BOGGESS, JILES SANFORD, JR.
BOGGESS, JILES SANFORD, JR. (1827–1877). Jiles Sanford Boggess, Jr., also known as Giles Samford Boggus, was born in Rhea County, Tennessee, on July 16, 1827, the son of Giles Sanford and Sarah Myriam (Bryant) Boggess. Boggess immigrated to Texas with his family prior to 1850, settling in Rusk County. On January 5, 1853, Boggess married Elizabeth J. Pierce in Rusk County. This couple had one son and three daughters. In the late 1850s, he operated a saloon with his brothers.
On June 13, 1861, Boggess was elected second lieutenant for Company B of the Third Texas Cavalry Regiment. He saw extensive action with this unit in Missouri, Arkansas, Mississippi, Georgia, and Tennessee, including the battles of Wilson Creek in 1861, Corinth in 1862, and the Tennessee campaign of 1864. Boggess was steadily promoted throughout the course of his service. On May 20, 1862, he was elected captain, and he received another promotion on June 5, 1862, this time to the rank of major. Following the battle of Corinth, Boggess was promoted to the rank of lieutenant colonel on October 16, 1862. He continued in this capacity until the surrender of the unit at Citronelle, Alabama, in May 1865.
Following the war, Boggess returned to Henderson and resumed operation of the family saloon until 1872. Boggess died in Henderson, Rusk County, on October 1, 1877, and was buried at Old City Cemetery in Henderson.
Compiled Service Records of Confederate Soldiers Who Served in Organizations from the State of Texas, National Archives and Records Service, Washington. "Re: Jiles S. Boggess, Jr.—Texas," Genealogy.com (http://genforum.genealogy.com/boggess/messages/354.html), accessed August 8, 2006. 3rd Texas Cavalry (http://www.chrisanddavid.com/wilsonscreek/roles/SOLDIERS3TX.html), accessed August 10, 2006.
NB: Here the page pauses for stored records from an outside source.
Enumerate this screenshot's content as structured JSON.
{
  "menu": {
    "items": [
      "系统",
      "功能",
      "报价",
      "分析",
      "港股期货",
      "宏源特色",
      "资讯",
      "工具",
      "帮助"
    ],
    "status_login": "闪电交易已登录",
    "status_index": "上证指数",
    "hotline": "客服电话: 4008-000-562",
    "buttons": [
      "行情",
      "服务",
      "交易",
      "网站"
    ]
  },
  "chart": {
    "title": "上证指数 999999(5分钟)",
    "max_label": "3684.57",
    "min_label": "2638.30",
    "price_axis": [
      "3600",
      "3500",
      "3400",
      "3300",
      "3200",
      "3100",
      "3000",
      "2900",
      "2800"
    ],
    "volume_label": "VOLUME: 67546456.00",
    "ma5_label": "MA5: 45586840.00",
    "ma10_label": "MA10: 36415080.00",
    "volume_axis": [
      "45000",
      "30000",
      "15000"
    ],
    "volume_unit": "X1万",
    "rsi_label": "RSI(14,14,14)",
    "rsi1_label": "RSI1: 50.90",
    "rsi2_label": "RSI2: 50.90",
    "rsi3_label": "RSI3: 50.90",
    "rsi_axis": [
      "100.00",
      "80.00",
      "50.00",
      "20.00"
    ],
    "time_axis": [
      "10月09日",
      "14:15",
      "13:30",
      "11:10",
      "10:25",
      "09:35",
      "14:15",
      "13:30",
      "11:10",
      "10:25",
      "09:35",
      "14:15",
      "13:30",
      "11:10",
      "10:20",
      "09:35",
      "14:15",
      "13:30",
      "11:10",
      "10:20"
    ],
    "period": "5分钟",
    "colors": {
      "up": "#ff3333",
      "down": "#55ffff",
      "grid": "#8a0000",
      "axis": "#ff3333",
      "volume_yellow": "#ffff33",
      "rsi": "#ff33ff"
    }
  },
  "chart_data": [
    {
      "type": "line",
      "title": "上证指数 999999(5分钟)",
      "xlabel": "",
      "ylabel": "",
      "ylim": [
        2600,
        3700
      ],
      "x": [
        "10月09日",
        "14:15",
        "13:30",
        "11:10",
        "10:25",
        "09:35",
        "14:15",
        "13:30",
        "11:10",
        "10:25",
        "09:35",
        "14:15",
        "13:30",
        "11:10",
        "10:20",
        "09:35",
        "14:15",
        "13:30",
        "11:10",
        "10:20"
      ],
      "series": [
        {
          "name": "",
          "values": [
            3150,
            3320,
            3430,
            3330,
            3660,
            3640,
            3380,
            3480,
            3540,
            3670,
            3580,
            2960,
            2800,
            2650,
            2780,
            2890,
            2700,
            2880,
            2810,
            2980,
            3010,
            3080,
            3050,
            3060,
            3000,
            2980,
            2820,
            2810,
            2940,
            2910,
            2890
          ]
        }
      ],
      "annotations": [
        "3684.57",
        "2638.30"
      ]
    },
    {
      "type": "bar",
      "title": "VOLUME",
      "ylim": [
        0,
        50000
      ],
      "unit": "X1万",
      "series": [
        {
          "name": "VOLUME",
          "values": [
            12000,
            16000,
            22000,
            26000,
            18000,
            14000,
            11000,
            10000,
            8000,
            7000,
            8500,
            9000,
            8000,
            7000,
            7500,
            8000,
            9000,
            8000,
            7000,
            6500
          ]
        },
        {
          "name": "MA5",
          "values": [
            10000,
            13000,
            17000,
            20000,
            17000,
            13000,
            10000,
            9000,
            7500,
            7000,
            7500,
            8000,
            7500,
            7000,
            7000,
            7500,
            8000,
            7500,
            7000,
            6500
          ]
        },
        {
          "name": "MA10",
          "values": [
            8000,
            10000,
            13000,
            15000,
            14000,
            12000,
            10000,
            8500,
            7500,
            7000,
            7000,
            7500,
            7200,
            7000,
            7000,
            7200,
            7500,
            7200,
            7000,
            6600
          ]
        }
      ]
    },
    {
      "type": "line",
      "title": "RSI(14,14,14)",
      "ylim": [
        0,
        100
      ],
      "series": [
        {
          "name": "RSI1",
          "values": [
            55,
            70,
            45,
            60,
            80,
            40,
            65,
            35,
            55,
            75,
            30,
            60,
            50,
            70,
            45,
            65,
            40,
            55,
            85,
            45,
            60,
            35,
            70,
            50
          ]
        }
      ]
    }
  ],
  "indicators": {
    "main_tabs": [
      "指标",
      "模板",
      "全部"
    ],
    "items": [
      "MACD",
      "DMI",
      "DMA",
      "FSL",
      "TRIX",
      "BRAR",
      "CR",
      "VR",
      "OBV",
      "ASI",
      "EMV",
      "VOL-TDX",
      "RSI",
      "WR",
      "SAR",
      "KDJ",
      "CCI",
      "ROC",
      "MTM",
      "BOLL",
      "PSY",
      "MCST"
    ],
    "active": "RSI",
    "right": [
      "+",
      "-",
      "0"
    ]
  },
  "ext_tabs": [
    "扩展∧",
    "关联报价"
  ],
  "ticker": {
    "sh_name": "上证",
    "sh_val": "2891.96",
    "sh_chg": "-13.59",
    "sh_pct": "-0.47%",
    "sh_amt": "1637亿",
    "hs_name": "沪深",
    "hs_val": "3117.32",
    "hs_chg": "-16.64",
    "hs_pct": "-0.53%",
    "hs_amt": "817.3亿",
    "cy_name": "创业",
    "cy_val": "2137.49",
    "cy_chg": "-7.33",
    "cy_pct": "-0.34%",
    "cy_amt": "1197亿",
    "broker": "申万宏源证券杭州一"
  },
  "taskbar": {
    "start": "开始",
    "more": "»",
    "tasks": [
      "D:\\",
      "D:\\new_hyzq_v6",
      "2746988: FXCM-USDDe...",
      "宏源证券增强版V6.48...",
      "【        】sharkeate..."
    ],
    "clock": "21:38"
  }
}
The following, adapted from the Chicago Manual of Style, 15th edition, is the preferred citation for this article.Aragorn Storm Miller, "BOGGESS, JILES SANFORD, JR. ," Handbook of Texas Online (http://www.tshaonline.org/handbook/online/articles/fboba), accessed May 24, 2013. Published by the Texas State Historical Association.